#### Work item:
Filter the records for lines holding the string "description".

#### Record set:
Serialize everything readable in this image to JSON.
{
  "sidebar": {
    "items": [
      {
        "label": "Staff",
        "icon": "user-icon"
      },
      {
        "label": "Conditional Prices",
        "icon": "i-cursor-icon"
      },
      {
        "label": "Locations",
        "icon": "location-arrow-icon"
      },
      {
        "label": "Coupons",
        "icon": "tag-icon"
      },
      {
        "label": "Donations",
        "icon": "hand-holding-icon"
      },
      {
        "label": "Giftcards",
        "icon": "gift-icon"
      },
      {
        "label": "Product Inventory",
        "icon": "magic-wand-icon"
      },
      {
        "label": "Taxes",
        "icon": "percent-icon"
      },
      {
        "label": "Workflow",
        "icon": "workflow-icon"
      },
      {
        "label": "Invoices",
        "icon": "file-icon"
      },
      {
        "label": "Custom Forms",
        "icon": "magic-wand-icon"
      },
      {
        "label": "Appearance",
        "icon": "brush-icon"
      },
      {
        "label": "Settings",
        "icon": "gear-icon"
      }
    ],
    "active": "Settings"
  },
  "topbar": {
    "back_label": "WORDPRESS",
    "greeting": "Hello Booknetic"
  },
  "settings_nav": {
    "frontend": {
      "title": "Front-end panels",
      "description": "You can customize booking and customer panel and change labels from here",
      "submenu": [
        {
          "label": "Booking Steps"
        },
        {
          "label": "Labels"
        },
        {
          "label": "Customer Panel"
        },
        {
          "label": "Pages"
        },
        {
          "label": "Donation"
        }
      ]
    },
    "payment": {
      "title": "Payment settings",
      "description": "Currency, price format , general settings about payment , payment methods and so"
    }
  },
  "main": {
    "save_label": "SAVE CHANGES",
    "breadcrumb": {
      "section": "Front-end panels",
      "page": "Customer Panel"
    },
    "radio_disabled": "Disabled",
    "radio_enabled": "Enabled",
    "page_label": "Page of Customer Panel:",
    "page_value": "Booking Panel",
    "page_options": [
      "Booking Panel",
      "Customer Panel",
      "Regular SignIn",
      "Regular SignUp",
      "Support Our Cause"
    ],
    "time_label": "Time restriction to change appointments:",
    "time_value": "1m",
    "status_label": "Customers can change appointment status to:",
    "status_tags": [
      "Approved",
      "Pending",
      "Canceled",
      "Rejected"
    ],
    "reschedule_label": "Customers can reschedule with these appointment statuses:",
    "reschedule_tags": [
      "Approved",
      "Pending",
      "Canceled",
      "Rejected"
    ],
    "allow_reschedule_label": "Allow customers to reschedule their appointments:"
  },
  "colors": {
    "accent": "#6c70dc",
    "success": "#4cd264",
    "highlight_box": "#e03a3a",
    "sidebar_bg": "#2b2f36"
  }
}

#### Answer section:
      "description": "You can customize booking and customer panel and change labels from here",
      "description": "Currency, price format , general settings about payment , payment methods and so"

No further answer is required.